For me, homeless people in the winter.

Caring (for myself and others) when it’s cold.

What are those things for you?

Come and find out and/or participate in our homeless outreach: 719-433-1407,

Krista Thomas is a Registered Psychotherapist with Restoring Lives Counseling Services. To inquire about therapy with her or schedule an appointment, call 719-428-2446 or email her at

(The information included on this site/article is not an attempt to provide counseling/therapy or any other form of professional treatment, not even a bit.  In no way is it intended or implied to substitute counseling/therapy or any other professional services.  Also, while the content of this site/ article could be based off real life circumstances, people (clients), names and situations have been changed to protect the identity/confidentiality of the person.  Each client has also signed a release to allow the therapist to write about their situation for educational [not therapy] purposes only.  If you need professional help, and/or have mental health questions, by golly, seek out a professional and your family deserve it!)



ou can't overcome anxiety, addiction or depression without allowing yourself to, first, go outside of the box... a bunch.  People often emotionally limp into my office and look at me as if I have all the answers, thinking I have some magic word/pill that will set them on their feet again - without their effort.

Peace Be The Journey: Introducing Krista Thomas, RP

Peace Be The Journey: Introducing Krista Thomas, RP

When I think about who I am as a therapist and why I decided to pursue this wonderful and wacky helping profession, there are three memories that seem to encapsulate something that is very difficult to put into words.  

Are you a poor judge of…yourself?

Are you a poor judge of…yourself?

Ever been to court?  Ever stood in suspense as the judge contemplated your sentence?  I have. And it blows.  There's a sense of fear and dread, followed by this weird emotion of "whatever!  I'll deal with whatever comes down the pike!" all wrapped up into one discomforting package.



n therapy, one of the most tenacious foes I face is helping someone realize they're wrong.   Most people that come into my office are just dead wrong!  About what?  About what they believe about their future.  

Anxiety Can Be a Bully

Anxiety Can Be a Bully

Truth be told, I'm not completely free of anxiety myself.  There are times during performing therapy, for instance, that the "what if's" come to me like an eagle swooping down to claw up its prey.

Anxiety Tips and Tricks (tip 1)

Anxiety Tips and Tricks (tip 1)

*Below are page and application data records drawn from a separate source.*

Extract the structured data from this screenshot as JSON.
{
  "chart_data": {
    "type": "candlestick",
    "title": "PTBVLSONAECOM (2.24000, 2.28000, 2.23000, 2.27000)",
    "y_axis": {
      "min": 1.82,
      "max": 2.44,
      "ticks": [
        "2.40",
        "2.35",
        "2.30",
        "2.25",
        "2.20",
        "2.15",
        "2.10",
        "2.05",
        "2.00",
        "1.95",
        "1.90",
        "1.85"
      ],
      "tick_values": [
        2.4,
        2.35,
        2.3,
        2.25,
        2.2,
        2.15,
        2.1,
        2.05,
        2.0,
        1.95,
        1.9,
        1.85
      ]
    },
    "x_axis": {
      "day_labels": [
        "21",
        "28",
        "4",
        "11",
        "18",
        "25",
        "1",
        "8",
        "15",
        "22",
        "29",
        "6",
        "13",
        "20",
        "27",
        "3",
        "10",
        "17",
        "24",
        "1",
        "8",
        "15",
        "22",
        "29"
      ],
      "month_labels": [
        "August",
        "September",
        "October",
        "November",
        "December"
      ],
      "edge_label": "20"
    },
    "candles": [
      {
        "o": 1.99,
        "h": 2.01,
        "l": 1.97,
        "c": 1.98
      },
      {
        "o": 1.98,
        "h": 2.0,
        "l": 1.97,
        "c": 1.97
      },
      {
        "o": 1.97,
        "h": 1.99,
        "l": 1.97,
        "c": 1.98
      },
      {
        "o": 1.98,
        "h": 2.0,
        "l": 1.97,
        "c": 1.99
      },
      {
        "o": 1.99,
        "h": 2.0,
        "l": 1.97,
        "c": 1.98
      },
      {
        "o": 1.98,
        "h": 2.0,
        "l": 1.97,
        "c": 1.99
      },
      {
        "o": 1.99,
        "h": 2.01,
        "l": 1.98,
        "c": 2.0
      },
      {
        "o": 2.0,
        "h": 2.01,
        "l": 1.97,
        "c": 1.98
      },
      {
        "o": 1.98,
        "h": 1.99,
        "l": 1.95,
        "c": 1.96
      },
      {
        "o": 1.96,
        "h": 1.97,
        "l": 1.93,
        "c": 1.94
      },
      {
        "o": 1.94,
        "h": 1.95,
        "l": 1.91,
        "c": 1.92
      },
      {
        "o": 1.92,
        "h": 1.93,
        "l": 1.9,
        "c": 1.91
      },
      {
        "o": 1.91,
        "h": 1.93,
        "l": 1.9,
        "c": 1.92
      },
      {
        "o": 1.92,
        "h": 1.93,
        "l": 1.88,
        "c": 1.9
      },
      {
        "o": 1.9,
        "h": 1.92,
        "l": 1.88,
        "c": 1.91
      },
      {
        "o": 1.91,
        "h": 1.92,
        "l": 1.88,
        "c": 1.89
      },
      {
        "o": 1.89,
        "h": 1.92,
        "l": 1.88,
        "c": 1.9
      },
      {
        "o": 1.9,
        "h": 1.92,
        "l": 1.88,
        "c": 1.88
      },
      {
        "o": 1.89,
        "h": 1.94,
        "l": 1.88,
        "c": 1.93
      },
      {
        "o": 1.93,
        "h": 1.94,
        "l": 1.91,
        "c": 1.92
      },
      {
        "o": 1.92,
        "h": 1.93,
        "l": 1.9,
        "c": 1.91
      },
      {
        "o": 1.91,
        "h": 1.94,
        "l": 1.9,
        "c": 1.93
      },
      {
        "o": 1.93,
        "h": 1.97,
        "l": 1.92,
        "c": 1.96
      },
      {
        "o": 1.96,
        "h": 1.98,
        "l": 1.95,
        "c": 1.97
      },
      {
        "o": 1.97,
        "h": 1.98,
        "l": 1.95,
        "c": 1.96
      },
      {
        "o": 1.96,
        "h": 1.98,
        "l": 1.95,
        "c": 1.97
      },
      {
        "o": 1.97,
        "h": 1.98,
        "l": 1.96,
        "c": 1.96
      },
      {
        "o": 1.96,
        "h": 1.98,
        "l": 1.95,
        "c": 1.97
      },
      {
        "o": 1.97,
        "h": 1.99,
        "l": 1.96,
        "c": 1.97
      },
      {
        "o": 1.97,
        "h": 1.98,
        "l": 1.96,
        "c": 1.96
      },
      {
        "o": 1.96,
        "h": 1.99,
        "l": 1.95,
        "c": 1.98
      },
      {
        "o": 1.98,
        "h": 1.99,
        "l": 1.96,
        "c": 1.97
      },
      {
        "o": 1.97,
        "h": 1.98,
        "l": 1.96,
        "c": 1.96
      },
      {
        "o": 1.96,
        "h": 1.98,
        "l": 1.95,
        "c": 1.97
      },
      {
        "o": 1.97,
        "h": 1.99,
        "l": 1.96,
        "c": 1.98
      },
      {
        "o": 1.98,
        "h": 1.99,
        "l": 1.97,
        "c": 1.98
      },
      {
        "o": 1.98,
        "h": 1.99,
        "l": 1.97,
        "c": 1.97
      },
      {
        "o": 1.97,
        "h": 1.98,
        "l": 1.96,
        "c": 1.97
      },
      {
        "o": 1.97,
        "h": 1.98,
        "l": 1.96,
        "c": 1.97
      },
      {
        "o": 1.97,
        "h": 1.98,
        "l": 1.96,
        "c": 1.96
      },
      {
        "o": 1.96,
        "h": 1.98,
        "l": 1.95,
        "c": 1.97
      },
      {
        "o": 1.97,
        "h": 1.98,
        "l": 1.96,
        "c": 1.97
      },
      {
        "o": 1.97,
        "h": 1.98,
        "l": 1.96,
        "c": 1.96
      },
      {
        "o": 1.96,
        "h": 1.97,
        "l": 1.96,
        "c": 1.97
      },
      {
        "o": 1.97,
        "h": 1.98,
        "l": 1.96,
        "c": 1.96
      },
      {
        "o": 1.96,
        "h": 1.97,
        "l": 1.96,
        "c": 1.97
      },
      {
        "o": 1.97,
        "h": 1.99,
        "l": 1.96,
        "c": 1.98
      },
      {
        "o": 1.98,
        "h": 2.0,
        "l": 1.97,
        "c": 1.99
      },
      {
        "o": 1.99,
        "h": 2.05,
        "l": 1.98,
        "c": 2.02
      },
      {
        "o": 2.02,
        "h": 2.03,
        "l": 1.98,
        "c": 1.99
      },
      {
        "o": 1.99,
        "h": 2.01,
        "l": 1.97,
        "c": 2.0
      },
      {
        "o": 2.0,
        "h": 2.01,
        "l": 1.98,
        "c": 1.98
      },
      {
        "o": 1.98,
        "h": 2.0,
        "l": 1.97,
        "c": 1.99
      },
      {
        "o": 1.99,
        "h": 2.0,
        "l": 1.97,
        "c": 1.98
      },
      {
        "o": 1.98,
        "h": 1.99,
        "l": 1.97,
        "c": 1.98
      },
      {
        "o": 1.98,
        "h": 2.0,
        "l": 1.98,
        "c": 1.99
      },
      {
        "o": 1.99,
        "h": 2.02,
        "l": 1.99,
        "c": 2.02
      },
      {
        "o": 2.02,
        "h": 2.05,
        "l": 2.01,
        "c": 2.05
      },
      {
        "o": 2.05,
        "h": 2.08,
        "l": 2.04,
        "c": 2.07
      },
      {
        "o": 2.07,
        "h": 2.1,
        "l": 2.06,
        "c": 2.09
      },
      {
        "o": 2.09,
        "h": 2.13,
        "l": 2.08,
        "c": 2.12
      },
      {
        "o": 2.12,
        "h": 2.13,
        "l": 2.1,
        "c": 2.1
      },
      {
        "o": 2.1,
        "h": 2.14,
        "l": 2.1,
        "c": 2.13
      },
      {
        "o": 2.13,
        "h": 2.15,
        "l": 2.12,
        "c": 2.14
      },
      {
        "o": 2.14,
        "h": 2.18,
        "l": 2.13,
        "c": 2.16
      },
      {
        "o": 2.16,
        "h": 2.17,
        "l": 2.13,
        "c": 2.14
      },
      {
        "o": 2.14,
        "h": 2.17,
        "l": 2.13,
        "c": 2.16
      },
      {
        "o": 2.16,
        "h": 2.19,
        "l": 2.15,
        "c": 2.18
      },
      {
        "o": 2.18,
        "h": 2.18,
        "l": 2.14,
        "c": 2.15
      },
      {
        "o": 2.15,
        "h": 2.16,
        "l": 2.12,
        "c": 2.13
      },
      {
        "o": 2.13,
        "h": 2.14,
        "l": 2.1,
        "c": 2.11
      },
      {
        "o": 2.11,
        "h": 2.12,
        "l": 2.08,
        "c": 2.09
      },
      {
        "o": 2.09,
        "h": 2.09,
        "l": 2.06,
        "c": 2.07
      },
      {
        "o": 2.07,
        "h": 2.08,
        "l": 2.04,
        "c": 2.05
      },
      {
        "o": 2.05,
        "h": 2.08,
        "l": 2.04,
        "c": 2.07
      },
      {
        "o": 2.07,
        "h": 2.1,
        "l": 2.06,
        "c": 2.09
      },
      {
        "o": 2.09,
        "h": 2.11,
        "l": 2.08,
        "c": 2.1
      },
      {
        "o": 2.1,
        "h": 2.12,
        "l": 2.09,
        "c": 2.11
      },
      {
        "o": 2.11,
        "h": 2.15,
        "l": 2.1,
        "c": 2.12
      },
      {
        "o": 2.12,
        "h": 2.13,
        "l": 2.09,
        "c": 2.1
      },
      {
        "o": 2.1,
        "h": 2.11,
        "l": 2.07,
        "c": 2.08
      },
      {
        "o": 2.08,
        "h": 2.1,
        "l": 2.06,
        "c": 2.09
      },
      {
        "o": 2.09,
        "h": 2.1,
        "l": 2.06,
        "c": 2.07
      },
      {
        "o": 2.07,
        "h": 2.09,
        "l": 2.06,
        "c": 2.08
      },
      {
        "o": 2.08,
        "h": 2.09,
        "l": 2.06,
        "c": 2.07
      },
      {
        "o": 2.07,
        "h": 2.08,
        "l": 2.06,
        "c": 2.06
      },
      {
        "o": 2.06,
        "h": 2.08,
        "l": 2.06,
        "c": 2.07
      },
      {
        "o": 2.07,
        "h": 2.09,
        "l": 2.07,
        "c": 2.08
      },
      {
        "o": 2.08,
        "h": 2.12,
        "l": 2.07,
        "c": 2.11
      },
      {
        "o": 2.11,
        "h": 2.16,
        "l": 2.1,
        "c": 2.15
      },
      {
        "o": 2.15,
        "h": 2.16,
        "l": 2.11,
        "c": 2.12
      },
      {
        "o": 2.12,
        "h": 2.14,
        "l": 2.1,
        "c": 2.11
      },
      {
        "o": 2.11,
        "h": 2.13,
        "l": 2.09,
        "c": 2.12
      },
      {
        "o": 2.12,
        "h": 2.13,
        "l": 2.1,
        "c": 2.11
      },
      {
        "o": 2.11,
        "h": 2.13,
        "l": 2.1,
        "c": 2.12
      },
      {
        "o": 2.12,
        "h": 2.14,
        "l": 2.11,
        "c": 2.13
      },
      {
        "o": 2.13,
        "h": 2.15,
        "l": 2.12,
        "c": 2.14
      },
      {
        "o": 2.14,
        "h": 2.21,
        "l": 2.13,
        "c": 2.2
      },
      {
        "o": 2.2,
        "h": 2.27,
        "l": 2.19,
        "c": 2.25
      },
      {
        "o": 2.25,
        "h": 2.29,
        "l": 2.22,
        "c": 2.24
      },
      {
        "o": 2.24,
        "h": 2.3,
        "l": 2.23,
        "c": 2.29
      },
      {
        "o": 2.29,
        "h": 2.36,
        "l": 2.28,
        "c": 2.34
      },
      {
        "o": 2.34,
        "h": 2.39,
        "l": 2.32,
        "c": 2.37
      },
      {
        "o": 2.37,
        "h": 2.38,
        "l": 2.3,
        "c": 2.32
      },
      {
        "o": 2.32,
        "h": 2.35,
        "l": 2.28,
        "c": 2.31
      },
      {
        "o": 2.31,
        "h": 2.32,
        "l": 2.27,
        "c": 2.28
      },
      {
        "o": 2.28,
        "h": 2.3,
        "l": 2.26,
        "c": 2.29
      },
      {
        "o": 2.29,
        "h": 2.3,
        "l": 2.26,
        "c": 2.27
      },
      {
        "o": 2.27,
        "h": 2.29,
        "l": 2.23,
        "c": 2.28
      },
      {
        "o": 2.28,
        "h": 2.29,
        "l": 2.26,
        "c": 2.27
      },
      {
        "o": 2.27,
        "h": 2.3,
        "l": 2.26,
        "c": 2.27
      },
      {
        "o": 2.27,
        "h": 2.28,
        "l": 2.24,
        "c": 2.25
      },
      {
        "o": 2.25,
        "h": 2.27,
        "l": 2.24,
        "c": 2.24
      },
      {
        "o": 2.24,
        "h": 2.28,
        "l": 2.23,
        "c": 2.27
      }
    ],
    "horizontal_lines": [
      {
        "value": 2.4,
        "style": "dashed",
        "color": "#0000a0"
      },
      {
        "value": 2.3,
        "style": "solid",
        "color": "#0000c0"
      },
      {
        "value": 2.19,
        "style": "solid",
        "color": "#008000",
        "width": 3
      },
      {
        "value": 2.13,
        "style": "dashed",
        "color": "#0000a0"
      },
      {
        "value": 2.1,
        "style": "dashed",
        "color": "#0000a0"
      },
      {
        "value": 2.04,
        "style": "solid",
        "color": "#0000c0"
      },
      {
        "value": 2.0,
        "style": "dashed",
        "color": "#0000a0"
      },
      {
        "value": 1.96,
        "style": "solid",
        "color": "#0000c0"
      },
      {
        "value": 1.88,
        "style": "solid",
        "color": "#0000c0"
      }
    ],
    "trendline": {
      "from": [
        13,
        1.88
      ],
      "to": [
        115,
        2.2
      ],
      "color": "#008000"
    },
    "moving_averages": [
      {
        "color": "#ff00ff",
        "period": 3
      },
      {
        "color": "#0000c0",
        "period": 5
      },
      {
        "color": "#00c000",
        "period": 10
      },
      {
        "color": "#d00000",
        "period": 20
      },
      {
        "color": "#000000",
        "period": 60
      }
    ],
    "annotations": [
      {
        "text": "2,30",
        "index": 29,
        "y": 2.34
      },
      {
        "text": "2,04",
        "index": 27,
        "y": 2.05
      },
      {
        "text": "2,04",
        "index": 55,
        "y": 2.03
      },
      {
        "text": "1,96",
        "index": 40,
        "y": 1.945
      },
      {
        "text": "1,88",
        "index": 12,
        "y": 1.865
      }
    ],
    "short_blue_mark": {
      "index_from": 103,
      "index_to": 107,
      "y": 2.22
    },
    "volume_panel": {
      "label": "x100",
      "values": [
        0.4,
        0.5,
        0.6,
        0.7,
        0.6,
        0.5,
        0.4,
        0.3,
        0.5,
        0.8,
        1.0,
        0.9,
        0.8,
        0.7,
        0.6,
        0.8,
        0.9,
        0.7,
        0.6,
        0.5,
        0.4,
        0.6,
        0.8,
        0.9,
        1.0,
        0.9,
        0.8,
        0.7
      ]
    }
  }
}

I write a ton on anxiety.  And when I write I usually include 700 words or more.  Well, I want to include you busy readers as well.  So I'm going to post small clips of thoughts/skills/techniques that I believe can be helpful in overcoming anxiety:

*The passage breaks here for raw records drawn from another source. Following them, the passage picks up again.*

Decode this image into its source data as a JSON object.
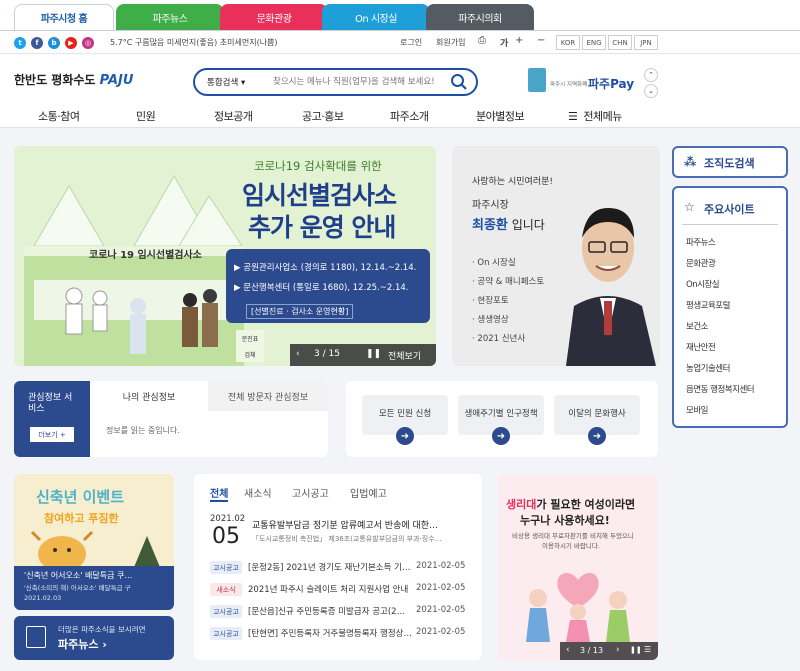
{
  "site_tabs": [
    {
      "label": "파주시청 홈",
      "color": "#ffffff"
    },
    {
      "label": "파주뉴스",
      "color": "#3fae49"
    },
    {
      "label": "문화관광",
      "color": "#e8305a"
    },
    {
      "label": "On 시장실",
      "color": "#1e9fd8"
    },
    {
      "label": "파주시의회",
      "color": "#555b63"
    }
  ],
  "util": {
    "weather": "5.7°C 구름많음 미세먼지(좋음) 초미세먼지(나쁨)",
    "login": "로그인",
    "join": "회원가입",
    "font_label": "가",
    "plus": "+",
    "minus": "−",
    "langs": [
      "KOR",
      "ENG",
      "CHN",
      "JPN"
    ]
  },
  "header": {
    "logo_text": "한반도 평화수도",
    "logo_brand": "PAJU",
    "search_select": "통합검색",
    "search_placeholder": "찾으시는 메뉴나 직원(업무)을 검색해 보세요!",
    "pay_small": "파주시 지역화폐",
    "pay_brand": "파주Pay"
  },
  "nav": {
    "items": [
      "소통·참여",
      "민원",
      "정보공개",
      "공고·홍보",
      "파주소개",
      "분야별정보"
    ],
    "all_menu": "전체메뉴"
  },
  "banner": {
    "subtitle": "코로나19 검사확대를 위한",
    "title1": "임시선별검사소",
    "title2": "추가 운영 안내",
    "sign": "코로나 19  임시선별검사소",
    "items": [
      {
        "place": "공원관리사업소 (경의로 1180),",
        "date": "12.14.~2.14."
      },
      {
        "place": "문산행복센터 (통일로 1680),",
        "date": "12.25.~2.14."
      }
    ],
    "note": "[선별진료 · 검사소 운영현황]",
    "page": "3 / 15",
    "view_all": "전체보기",
    "ops": [
      "문진표",
      "검체",
      "안내"
    ]
  },
  "mayor": {
    "greeting": "사랑하는 시민여러분!",
    "role": "파주시장",
    "name": "최종환",
    "suffix": "입니다",
    "links": [
      "On 시장실",
      "공약 & 매니페스토",
      "현장포토",
      "생생영상",
      "2021 신년사"
    ]
  },
  "org_search": "조직도검색",
  "main_sites": {
    "title": "주요사이트",
    "items": [
      "파주뉴스",
      "문화관광",
      "On시장실",
      "평생교육포털",
      "보건소",
      "재난안전",
      "농업기술센터",
      "읍면동 행정복지센터",
      "모바일"
    ]
  },
  "interest": {
    "title": "관심정보 서비스",
    "more": "더보기 +",
    "tabs": [
      "나의 관심정보",
      "전체 방문자 관심정보"
    ],
    "empty": "정보를 읽는 중입니다."
  },
  "quick": [
    "모든 민원 신청",
    "생애주기별 인구정책",
    "이달의 문화행사"
  ],
  "event": {
    "title1": "신축년 이벤트",
    "title2": "참여하고 푸짐한",
    "caption1": "'신축년 어서오소' 배달특급 쿠…",
    "caption2": "'신축(소띠의 해) 어서오소' 배달특급 구",
    "date": "2021.02.03"
  },
  "news_banner": {
    "line": "더많은 파주소식을 보시려면",
    "brand": "파주뉴스"
  },
  "notices": {
    "tabs": [
      "전체",
      "새소식",
      "고시공고",
      "입법예고"
    ],
    "featured": {
      "month": "2021.02",
      "day": "05",
      "title": "교통유발부담금 정기분 압류예고서 반송에 대한…",
      "desc": "「도시교통정비 촉진법」 제36조(교통유발부담금의 부과·징수…"
    },
    "rows": [
      {
        "tag": "고시공고",
        "title": "[운정2동] 2021년 경기도 재난기본소득 기…",
        "date": "2021-02-05"
      },
      {
        "tag": "새소식",
        "title": "2021년 파주시 슬레이트 처리 지원사업 안내",
        "date": "2021-02-05"
      },
      {
        "tag": "고시공고",
        "title": "[문산읍]신규 주민등록증 미발급자 공고(2…",
        "date": "2021-02-05"
      },
      {
        "tag": "고시공고",
        "title": "[탄현면] 주민등록자 거주불명등록자 행정상…",
        "date": "2021-02-05"
      }
    ]
  },
  "promo": {
    "line1a": "생리대",
    "line1b": "가 필요한 여성",
    "line1c": "이라면",
    "line2": "누구나 사용하세요!",
    "desc1": "비상용 생리대 무료자판기를 비치해 두었으니",
    "desc2": "이용하시기 바랍니다.",
    "page": "3 / 13"
  }
}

Reverse Anxiety: Part VI, Calling Anxiety's Bluff

Reverse Anxiety:  Part VI, Calling Anxiety's Bluff

Our minds love to project us into a catastrophic future filled with doom and terror.  This part of our makeup can't help but flash images of certainty in front of us.

Reverse Anxiety: Part III, What I Say Anxiety Is NOT

Reverse Anxiety:  Part III, What I Say Anxiety Is NOT

I’m feeling my arms right now.  I turned 40 last month and I’m still here.  Despite the thousands of times I thought I was dying of a heart attack, suffocating or some other bizarre event like driving off the road because of intrusive thoughts, I’m still kickin’ and screamin.’  

Reverse Anxiety: Part II, What I Say Anxiety Is NOT!

Reverse Anxiety:  Part II, What I Say Anxiety Is NOT!

Process of illimination works great when diagnosing cars.  Going through a checklist of what is not the problem can be a great way to nail the problem done.    Let’s start off with what anxiety is not.

“Tarp Man…Upcycled”  Part III

“Tarp Man…Upcycled”  Part III

This last Saturday we went out to distribute supplies and build relationships like we always do.  We didn’t go to Tarp Man’s bench this time.  But as we drove home, I noticed he wasn’t warming the bench anymore.